In late May 2004, Microsoft made the announcement that it was considering entering the High-Performance Computing (HPC) Market, a market that has traditionally been dominated by custom-engineered Unix-based machines. In recent years, advances in technology have made possible the construction of lower-cost computing clusters that utilize off-the-shelf hardware such as Intel- and AMD-based processors. The operating system of choice for these lower-end clusters has been Linux. In fact, this market is representative of one of Linux's strongest footholds. Many in the Linux camp consid... (more)

Using PHP to Enhance Password Security

When dictating password policies to users, it is common for such policies to require that users generate passwords that contain a combination of uppercase and lowercase letters, as well as numbers and special characters. Moreover, it is well established that the strengths of such passwords are further enhanced if the passwords do not in any way resemble dictionary words, since minor substitutions of dictionary words and names are often included in the dictionaries used in dictionary-based attacks and in some rainbow table variants. Thus "D3veloper" would be a less than ideal pass... (more)

The Open Source Advantage in Secure Application Development

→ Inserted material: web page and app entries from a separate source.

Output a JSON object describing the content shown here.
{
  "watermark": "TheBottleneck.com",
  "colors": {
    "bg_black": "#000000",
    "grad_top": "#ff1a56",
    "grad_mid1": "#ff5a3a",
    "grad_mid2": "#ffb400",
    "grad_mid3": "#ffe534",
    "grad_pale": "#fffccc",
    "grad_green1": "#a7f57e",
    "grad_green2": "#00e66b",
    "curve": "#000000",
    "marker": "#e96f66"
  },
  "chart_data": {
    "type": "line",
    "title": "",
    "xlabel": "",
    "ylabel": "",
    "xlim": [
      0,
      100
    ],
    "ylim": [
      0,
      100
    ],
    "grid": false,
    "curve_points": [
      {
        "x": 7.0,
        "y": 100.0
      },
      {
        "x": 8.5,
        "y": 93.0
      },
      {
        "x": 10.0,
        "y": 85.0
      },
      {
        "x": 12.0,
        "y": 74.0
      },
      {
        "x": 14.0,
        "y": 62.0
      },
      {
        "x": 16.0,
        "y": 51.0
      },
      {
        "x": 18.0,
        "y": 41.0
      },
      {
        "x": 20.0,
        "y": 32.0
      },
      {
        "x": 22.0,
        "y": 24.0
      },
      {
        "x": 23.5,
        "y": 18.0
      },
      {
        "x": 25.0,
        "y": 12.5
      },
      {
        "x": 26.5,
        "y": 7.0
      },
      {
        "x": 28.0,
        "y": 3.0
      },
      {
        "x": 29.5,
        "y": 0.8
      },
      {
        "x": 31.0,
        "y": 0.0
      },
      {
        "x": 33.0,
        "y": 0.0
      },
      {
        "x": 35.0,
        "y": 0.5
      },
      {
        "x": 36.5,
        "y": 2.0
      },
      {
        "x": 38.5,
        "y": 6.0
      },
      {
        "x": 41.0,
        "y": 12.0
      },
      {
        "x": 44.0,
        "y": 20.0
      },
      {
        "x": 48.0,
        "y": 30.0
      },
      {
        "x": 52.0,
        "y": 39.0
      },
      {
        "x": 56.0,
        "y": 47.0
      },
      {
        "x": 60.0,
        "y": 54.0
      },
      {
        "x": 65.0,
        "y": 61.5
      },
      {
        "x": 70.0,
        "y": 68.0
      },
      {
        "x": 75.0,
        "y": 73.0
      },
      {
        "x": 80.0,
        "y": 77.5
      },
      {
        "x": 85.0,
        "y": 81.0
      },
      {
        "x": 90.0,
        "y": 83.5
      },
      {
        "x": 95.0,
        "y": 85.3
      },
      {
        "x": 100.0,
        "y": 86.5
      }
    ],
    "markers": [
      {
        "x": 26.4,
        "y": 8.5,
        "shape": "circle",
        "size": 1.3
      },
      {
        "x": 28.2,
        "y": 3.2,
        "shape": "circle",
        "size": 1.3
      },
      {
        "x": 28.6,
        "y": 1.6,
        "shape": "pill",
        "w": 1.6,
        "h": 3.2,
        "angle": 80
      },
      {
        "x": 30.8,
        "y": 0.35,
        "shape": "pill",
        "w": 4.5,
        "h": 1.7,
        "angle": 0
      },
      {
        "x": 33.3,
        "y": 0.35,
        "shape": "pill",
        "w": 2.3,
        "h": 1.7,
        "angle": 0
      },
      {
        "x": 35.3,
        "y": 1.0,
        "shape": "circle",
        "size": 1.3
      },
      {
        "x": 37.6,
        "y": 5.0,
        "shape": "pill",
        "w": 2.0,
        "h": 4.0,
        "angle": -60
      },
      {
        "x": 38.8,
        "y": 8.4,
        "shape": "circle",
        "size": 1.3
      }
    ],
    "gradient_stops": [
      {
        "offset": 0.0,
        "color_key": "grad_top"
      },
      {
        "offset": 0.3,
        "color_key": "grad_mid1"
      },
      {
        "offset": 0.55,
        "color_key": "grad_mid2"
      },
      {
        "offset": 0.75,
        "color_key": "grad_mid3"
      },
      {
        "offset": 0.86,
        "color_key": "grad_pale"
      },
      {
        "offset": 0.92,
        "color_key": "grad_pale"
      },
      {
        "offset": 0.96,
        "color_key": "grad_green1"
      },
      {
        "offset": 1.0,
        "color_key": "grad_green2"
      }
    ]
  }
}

The security benefits and risks of Open Source code is one of the most debated topics in information security today. The views of proponents of the Open Source model are typified by Eric Raymond's argument that Open Source software is intrinsically more secure since its open nature lets a greater number of programmers view the source code and uncover potential security threats before they're released to the wild. Fewer people see closed source software, on the other hand, and so the odds of uncovering a potential security threat before a system cracker finds it is diminished. Op... (more)